Sri Lanka just wrote the coaching manual on how to chase down a target on a tricky pitch. SL needed to get 144 runs (of the 164 they needed to win the match outright) to boot India out of the T20 World cup. The SL bowlers fought, clawed and yorked their way back into the game after India had scored a swift 90 odd runs in the first 10 overs of their inning and restricted them to just 163 off 20 overs, when a score in the neighborhood of 185+ loomed quite large.

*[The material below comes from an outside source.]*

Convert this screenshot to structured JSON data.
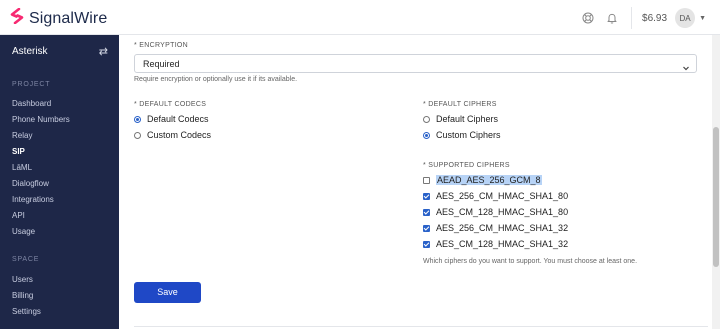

After the initial reverses in the first two overs, the SL batsmen went about rebuilding the innings up. While the captain Sangakkara was digging in for the long haul, Dilshan found the perfect opportunity to get out of his rut to quickly score 30-odd runs which ensured the run rate did not fall too far behind. The scene of the one down batsman causing damage to India after the two dangerous openers have been gotten rid of, rather quickly and cheaply,  gave me the feeling of Deja Vu! Then came, the most crucial partnership of the match, which eventually gave a firm shove to India’s aspirations of sneaking in to the semis through the back door. Continue reading